            reader.Stub(x => x.Read()).Return(false);

            reader.Stub(x => x["ID"]).Return(Guid.Empty);

            reader.Stub(x => x["FullName"]).Return("Test User");

 

            List<UserDTO> list = SearchProvider.ParseUserData(reader);

            Assert.IsNotNull(list);

You can see how the second code sample is much cleaner than the first. A lot of the messiness of the first code sample comes from talking to the compiler instead of talking to objects. What do I mean by that? Well, in the first example we have to tell the compiler what the delegate should return

Func<bool>

You’ll also notice some ugliness inside of the delegate body.

m_NumberOfTimesIDataReaderHasBeenCalled++;
return (m_NumberOfTimesIDataReaderHasBeenCalled%2 != 0);

Here, I was incrementing a class member and checking to see if it was odd or even. If it was even, I’d return true, otherwise I’d return false. This allowed me to control the number of times the IDataReader.Read() method would return true. In this case, it would return true once, then the variable would be incremented to an odd number and the Read method would return false.

That’s all part of me telling the compiler what to expect, when what I really want to do is just tell my objects what to do. This episode of the Alt.net podcast also talks a little bit about class-based programming versus object-oriented programming.

New ASP.NET MVC sample – Oxite – Needs some TLC

Last week the MIX online team announced that they are releasing the ASP.NET MVC code that powers their MIX Online blog as open source at CodePlex. This is a great thing.

The code base, while touted as a “a real-world sample written using ASP.NET MVC.“, is not without some problems. The commentary on Twitter soon after it’s release was pretty negative.

This is why Oxite is not good. http://pastie.org/339644

browsing the Oxite source… wondering how many people will try to learn from this mess

@robconery because microsoft doesn’t deal with foibles with courage, i expect oxite will be allowed to degrade yet more customer potential

Oxite source is being slaughtered by the alt.net crowd; sad thing is, since its by MS others will use it as guidance on how to do MVC

@cwoodruff please, please, please do not use Oxite as a guide when doing MVC… PLEASE DO NOT

@lazycoder if u read the code, it’s actually a collection of anti-patterns of MVC… I hope people are not going to learn from it

Rob Conery has a great post where he outlines some of the issues with the Oxite code base and how they can be fixed. He has already offered some patches to the team.

That’s what I mean when I say this is a great thing. Since the team is doing all their work out in the open, we get to see how it evolves. I fear that a lot of the ASP.NET MVC code that we see written the first few years after it is released will look very similar to the Oxite code. Hopefully, the refactoring of the code base into something that embraces the strengths of MVC will be done in public as well so that first time MVC developers who find themselves writing the same code that the Oxite team has will have a lot of resources available.

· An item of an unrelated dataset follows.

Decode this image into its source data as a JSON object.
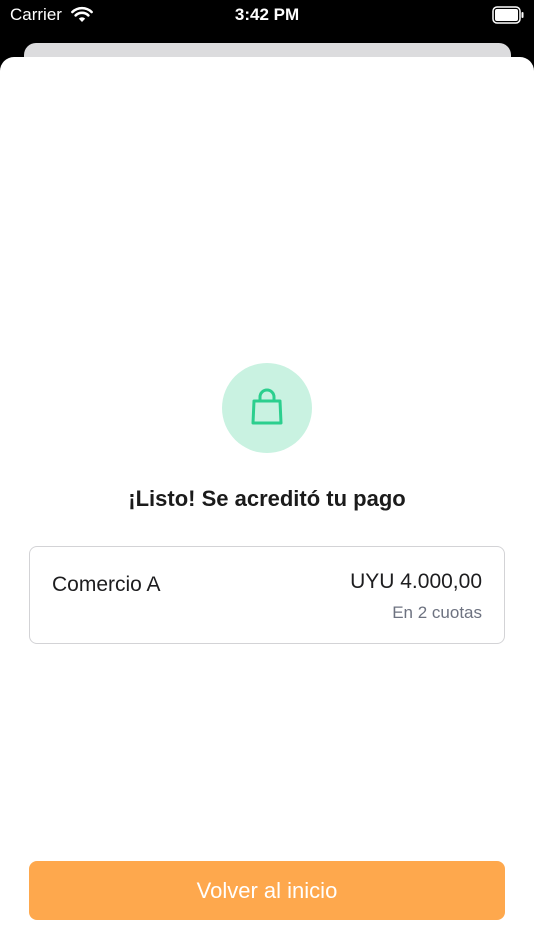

I’d encourage everyone interested in the ASP.NET MVC product to watch the evolution of Oxite closely and contribute to the development.(1)

(1) That doesn’t include me for quite some time as we’re getting ready to have a baby soon. You don’t want to see code I’ve written on only 4 hours sleep over two days. 😉